__THE TASK__: Please copy each line of the records below that holds the word "value".

__RECORDS__:
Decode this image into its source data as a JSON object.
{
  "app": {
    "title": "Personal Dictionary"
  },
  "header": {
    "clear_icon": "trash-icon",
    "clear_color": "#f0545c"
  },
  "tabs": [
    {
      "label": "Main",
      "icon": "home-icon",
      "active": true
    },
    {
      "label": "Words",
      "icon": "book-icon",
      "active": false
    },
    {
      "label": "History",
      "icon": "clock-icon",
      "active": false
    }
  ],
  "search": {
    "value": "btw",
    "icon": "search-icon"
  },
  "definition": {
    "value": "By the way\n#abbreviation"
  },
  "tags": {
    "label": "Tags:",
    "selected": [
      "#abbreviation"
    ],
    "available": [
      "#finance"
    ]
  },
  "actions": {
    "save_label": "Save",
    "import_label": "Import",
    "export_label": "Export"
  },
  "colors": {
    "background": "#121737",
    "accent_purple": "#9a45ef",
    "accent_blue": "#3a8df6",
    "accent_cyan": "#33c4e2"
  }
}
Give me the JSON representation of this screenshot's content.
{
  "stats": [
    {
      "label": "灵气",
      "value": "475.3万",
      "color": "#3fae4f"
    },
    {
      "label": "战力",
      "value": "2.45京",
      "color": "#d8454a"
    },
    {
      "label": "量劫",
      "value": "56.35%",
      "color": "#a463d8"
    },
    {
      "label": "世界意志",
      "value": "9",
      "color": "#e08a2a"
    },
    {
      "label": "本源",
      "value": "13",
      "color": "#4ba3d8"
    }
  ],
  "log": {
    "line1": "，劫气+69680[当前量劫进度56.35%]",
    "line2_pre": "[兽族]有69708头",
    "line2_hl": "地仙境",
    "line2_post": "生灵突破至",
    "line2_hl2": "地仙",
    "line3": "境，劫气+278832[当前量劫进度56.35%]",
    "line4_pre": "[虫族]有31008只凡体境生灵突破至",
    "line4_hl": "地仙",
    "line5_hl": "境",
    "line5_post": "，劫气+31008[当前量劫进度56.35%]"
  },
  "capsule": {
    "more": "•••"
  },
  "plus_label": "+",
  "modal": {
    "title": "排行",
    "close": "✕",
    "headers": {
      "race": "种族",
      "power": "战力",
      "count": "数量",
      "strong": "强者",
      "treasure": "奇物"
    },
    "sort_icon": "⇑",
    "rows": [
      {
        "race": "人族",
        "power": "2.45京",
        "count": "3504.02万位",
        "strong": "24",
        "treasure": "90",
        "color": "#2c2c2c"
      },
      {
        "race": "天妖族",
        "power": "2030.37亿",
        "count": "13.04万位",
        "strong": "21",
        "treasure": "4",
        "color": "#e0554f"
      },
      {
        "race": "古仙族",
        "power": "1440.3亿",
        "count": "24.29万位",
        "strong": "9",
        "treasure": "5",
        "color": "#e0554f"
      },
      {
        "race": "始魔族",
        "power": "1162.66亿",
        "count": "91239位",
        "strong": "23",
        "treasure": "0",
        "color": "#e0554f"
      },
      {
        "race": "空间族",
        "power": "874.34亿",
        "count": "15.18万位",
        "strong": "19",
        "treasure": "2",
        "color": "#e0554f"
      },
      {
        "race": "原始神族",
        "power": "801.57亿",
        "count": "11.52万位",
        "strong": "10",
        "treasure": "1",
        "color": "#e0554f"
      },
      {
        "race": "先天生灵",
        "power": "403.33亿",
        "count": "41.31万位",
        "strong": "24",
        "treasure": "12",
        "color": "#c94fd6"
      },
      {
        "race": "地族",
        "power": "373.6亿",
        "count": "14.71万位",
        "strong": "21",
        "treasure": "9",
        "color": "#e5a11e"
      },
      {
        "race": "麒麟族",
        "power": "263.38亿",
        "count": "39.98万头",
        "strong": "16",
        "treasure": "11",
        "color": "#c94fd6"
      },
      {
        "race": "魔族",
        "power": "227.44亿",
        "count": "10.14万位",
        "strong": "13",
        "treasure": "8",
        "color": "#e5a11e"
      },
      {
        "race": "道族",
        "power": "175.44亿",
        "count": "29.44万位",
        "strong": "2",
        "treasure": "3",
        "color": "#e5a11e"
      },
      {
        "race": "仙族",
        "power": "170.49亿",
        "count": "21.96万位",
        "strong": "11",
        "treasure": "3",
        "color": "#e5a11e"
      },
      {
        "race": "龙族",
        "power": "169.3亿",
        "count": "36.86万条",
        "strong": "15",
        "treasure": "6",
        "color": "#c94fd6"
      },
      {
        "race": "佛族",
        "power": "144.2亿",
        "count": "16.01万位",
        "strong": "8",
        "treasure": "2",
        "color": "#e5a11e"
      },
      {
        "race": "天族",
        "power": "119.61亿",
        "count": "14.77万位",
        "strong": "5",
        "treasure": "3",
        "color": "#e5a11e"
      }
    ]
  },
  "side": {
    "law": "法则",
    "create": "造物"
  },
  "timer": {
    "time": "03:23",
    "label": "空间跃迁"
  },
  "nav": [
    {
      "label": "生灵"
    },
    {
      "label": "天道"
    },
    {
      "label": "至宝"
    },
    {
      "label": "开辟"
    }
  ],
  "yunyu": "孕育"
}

__COMPLETED EXERCISE__:
    "value": "btw",
    "value": "By the way\n#abbreviation"
      "value": "475.3万",
      "value": "2.45京",
      "value": "56.35%",
      "value": "9",
      "value": "13",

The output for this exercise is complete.